With my dad in the hospital this week, my writing schedule has suffered some interruptions. I apologize for that and, to keep you occupied until I can get back to some semblance of normal, I offer this entry from a earlier version of But Not Yet:
While perusing a new blog I’ve started following, Hacking Christianity, I came across the following statement. “When a former pastor of mine was asked why the church turned a predominantly missions trip into an evangelism trip, he said these words: When we make the planet better, it is temporary. When we save souls to Christ, it is eternal”. The context of the article I took this out of was about spiritualism.

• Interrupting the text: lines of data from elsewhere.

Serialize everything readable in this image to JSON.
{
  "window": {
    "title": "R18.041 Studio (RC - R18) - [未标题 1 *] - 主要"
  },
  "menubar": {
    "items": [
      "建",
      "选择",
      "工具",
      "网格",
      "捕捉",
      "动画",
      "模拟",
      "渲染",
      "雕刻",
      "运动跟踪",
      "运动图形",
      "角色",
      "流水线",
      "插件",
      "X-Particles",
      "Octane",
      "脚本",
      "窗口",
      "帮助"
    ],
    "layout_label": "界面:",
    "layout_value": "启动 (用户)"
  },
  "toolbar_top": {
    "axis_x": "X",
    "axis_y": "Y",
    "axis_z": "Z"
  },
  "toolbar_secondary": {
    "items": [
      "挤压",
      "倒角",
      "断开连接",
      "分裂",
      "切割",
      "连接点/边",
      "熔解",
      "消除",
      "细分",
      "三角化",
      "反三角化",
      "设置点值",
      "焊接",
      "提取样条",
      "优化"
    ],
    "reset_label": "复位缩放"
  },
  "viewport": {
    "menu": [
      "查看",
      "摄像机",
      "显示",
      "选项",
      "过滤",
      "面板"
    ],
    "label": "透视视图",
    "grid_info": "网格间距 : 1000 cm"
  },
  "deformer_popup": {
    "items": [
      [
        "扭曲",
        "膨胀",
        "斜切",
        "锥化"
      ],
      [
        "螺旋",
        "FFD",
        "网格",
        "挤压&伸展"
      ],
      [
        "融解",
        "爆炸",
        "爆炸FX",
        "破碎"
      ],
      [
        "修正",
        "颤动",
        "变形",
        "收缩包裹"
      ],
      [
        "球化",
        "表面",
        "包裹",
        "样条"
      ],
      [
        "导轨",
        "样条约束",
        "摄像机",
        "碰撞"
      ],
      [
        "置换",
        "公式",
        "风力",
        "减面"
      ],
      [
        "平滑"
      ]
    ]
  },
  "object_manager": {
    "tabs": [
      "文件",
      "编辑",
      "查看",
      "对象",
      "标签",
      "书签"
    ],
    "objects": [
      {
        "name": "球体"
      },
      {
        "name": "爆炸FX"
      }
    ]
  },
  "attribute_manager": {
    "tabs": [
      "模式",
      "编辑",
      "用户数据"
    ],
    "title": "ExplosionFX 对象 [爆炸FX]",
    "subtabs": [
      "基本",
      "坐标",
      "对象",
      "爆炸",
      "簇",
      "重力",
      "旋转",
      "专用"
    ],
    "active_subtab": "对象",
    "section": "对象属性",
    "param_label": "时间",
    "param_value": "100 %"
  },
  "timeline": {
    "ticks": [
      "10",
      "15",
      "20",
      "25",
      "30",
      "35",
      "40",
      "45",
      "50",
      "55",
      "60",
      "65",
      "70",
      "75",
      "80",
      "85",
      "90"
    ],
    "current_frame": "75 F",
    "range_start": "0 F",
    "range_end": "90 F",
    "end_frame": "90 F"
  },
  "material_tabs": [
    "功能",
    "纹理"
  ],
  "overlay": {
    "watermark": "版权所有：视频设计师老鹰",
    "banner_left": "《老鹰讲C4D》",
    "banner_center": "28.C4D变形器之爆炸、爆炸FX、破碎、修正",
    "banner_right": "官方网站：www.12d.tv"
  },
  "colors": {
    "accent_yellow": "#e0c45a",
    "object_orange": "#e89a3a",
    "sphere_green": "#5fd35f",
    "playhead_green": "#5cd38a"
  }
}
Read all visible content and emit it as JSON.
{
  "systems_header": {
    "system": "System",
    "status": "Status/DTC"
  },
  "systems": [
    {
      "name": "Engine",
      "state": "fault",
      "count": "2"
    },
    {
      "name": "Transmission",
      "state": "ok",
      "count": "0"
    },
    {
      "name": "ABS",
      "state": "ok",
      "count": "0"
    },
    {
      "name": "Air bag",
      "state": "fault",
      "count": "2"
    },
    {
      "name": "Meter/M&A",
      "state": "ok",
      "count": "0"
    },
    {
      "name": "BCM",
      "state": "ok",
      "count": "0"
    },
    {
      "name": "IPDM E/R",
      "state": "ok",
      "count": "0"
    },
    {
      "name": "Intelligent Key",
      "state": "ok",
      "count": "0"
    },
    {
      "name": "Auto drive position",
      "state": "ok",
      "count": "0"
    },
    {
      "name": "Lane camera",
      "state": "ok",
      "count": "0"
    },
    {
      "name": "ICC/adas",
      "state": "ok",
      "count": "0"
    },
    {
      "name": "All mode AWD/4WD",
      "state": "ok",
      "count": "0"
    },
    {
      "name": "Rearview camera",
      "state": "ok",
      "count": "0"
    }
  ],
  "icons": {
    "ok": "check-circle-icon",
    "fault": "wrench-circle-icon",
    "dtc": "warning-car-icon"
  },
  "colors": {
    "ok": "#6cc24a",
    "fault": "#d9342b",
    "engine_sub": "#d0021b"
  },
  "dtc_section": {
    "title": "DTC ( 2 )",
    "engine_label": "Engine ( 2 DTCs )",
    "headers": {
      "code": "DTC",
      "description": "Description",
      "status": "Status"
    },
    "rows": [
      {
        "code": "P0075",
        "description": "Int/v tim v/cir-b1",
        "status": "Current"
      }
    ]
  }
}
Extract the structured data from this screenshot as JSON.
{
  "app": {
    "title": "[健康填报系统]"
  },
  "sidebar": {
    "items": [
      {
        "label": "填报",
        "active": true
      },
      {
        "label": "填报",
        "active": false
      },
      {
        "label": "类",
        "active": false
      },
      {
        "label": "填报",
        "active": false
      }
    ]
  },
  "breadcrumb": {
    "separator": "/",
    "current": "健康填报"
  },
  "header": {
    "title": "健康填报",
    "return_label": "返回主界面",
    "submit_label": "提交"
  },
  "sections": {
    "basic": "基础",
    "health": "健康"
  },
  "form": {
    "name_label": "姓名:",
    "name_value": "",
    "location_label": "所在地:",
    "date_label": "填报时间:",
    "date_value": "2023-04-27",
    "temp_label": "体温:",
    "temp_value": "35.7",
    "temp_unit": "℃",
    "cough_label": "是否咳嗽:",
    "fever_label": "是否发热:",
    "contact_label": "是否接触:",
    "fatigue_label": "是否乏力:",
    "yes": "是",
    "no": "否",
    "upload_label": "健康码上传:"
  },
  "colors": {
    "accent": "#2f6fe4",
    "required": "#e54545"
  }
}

But, I want to use it to talk about Heaven and Hell. I suppose I should say a couple of things up front. I don’t believe in the classical view of Heaven and Hell, where Heaven is sitting on a cloud with halo and harp or Hell is a lake of fire filled with horned, pointy-tailed little demons carrying pitchforks whose sole purpose is to torment you. For me, Heaven is the presence of God and Hell is the absence of God. And, those states can exist now or in the future. As Rob Bell said in his book, Velvet Elvis, “Because with every action, comment, conversation, we have the choice to invite Heaven or Hell to Earth.” As we saw with the release of Rob’s book Love Wins, there are people who disagree with this assessment of the afterlife.
The problem I have with the statement “When we make the planet better, it is temporary. When we save souls to Christ, it is eternal” is that it’s more concerned with the afterlife than the current life we’re living. And, giving any less than 100% to the life we’re living is a big old spit-in-the-face to Jesus. Because, as Erwin McManus said in The Barbarian Way, “Jesus came to liberate us so that we could die up front and then live.” Growing up, I can remember older people talking about how much better things were going to be once they were in Heaven. They were willing to settle for less because of some far-off promise of mansions, crowns and streets of gold. And, I never really understood that. Like most people of my generation, I am cursed with a severe dose of instant gratification, couple that with a rockin’ case of ADD, and the idea of waiting for anything makes me break out in a cold sweat. So, you can see why I like the idea of Heaven coming to Earth in my lifetime.
I don’t understand the idea that “saving souls” is somehow more important that making sure people have housing, health care, schools, etc. There’s a little thing called “Maslow’s Hierarchy of Needs” that says our needs can categorized and that each level of need must be met before the next level can be achieved. Because of that, talking about God with any success to a person that’s starving, or doesn’t know where they’re going to sleep that night, or that they’re children are safe tends to be a complete waste of time. You may like it, but you have to admit that questions about God and spirituality are further up the scale than a full stomach. So, when we build houses and schools, provide food and basic healthcare or work on infrastructure, we’re laying the groundwork for later evangelical missions. Albert Schweitzer understood this. Schweitzer, as well as being a physician and musician, was a philosopher and theologian. In 1905, at the age of 30, he felt the call and went back to college and earned a medical degree. He already held a PhD in Theology and could have served any German Lutheran evangelical mission easily; but, that wasn’t the call he felt. He earned his M.D., went to Africa and spent many years building hospitals and dispensing medical care. I doubt you’ll find many who would marginalize his work because he didn’t spend all his time preaching.
Christianity in general, and evangelism in particular must walk a thin line between the spiritual and the secular. If we don’t keep in mind the secular part of the equation, we run the risk of being seen as irrelevant. While the strictly spiritual viewpoint sounds good,
it’s really untenable and not what Jesus wanted at all.